I read a lot of discipline books when my oldest kids were younger.
A lot of discipline books.
(As I mentioned the other day, I was having a hard time parenting my younger son.)
And though the books I read ranged in approach from strict authoritarian to gentle and cooperative, almost all of them drove home the same point: be consistent. Choose a decision, a technique, an approach, a rule, a consequence, and stick to it. (the subtext I inferred: or else you are doomed.)
Having internalized a “consistency at all costs” mindset I was convinced that any decree I passed down—whether “No way”, “Only one cookie”, or “We aren’t leaving here until you’ve put on your coat!” had to be carried through, unswervingly, to the bitter end. Tears, pleas, and even my own change of heart could have no effect on my resolve—once something had been said, it had to be a done deal. Otherwise, my children would learn to see through my idle threats, prey on my weaknesses—basically, turn into defiant, ill-mannered monsters.

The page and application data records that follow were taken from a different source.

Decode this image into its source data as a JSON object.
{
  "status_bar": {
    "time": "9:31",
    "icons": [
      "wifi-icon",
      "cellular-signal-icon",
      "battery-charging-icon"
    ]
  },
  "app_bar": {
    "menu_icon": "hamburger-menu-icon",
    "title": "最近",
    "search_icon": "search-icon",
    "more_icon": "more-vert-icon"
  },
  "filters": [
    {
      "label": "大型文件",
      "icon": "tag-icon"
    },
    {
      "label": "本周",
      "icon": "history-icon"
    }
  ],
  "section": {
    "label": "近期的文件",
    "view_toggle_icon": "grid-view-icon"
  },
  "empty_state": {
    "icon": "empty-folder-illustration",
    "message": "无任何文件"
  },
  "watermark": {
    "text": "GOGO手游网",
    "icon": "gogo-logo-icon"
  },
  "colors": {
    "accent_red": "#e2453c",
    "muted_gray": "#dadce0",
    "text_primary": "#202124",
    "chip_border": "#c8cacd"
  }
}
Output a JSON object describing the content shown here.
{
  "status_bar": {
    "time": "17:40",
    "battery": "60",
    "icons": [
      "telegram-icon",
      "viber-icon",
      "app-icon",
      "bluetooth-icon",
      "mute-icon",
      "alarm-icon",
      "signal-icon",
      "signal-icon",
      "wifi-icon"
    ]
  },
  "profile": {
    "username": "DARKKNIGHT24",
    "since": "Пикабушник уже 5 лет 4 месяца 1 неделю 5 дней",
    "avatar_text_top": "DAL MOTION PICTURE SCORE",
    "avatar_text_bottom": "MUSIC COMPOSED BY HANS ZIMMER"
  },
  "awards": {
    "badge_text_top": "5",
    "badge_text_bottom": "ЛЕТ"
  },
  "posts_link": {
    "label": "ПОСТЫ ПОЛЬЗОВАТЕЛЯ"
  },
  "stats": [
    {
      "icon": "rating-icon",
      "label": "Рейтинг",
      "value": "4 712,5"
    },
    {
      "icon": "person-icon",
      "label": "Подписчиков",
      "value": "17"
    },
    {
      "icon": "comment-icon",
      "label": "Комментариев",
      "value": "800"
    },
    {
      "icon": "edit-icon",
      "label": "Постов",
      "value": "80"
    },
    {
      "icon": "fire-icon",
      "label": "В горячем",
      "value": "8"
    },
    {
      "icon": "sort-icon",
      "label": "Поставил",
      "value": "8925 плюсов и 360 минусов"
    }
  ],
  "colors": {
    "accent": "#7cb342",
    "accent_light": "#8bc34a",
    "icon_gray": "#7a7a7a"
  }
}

But here’s the thing: I say a lot of stuff. Much of it is grounded in deep thought and a strong sense of my values and priorities. But other times, my words are off-the-top-of-my-head reactions that don’t have much basis in logic (hey, I’m only human.) Once in a while I’m going to realize that a rule or consequence I imposed wasn’t appropriate or fair or necessary. Should I follow through anyway, just for the sake of being consistent?
Don’t get me wrong. I think consistency is great. The more my kids know what to expect, the more relaxed and better-behaved they seem to be. Consistency also helps me stay on top of my life because I don’t have to keep re-inventing the wheel if I pick a method or system that works and stick with it.
But consistency has to be tempered with common sense and the flexibility to change things up when they just aren’t working–for whatever reason. Otherwise, we wind up serving ideas, techniques, and tools instead of letting them serve us.
Sometimes I lay down the law, then realize later that my decree wasn’t very fair, or I made it for the wrong reason (I was feeling touchy about the way a stranger looked at us in the store, for example.) Often a rule that worked for one child, one situation, or one season of my life just doesn’t work for another. And once in a while, once the dust has settled, I just don’t care enough to follow through.
This lack of rigidity in my mothering rulebook used to really worry me. After all, “consistency” had been top of my mind for so long that I feared any change of mind or heart would make me look weak and indecisive. I worried my kids would learn that all they had to do was wear me down and I’d eventually give in.
After a while, I realized that wasn’t true, either. When something’s important to me–like wearing seat belts, say, or being respectful–I stick to it like superglue no matter how much resistance or begging I face.
But when something’s not that important to me, or my former approach just doesn’t make sense anymore, or I’m just willing to bend a rule once in a while, I reserve the right to say “Eh, you know what? I guess a granola bar an hour before dinner would be OK today.”
I don’t have all the answers, and I can’t fool my kids into thinking I do. Yes, I want well-behaved, polite, obedient children, but I also want to be fair, reasonable, and flexible. Hopefully, through example, they’ll learn that life is all about options. It’s never too late to change your mind, whether you were wrong to begin with or just want to try something new. After all, isn’t that what having minds of our own is all about? I am still the boss, but sometimes even bosses change their minds.
The way I see it, by sometimes being inconsistent I’m sending my kids a very consistent message: I love you, I’m trying to do the right thing, and I’m human.
And sometimes, I believe changing your mind when something isn’t working, isn’t fair, or simply isn’t that important to you is the strongest message you can send.
Have you ever been afraid of looking inconsistent when you really wanted to change your mind about something? What did you do?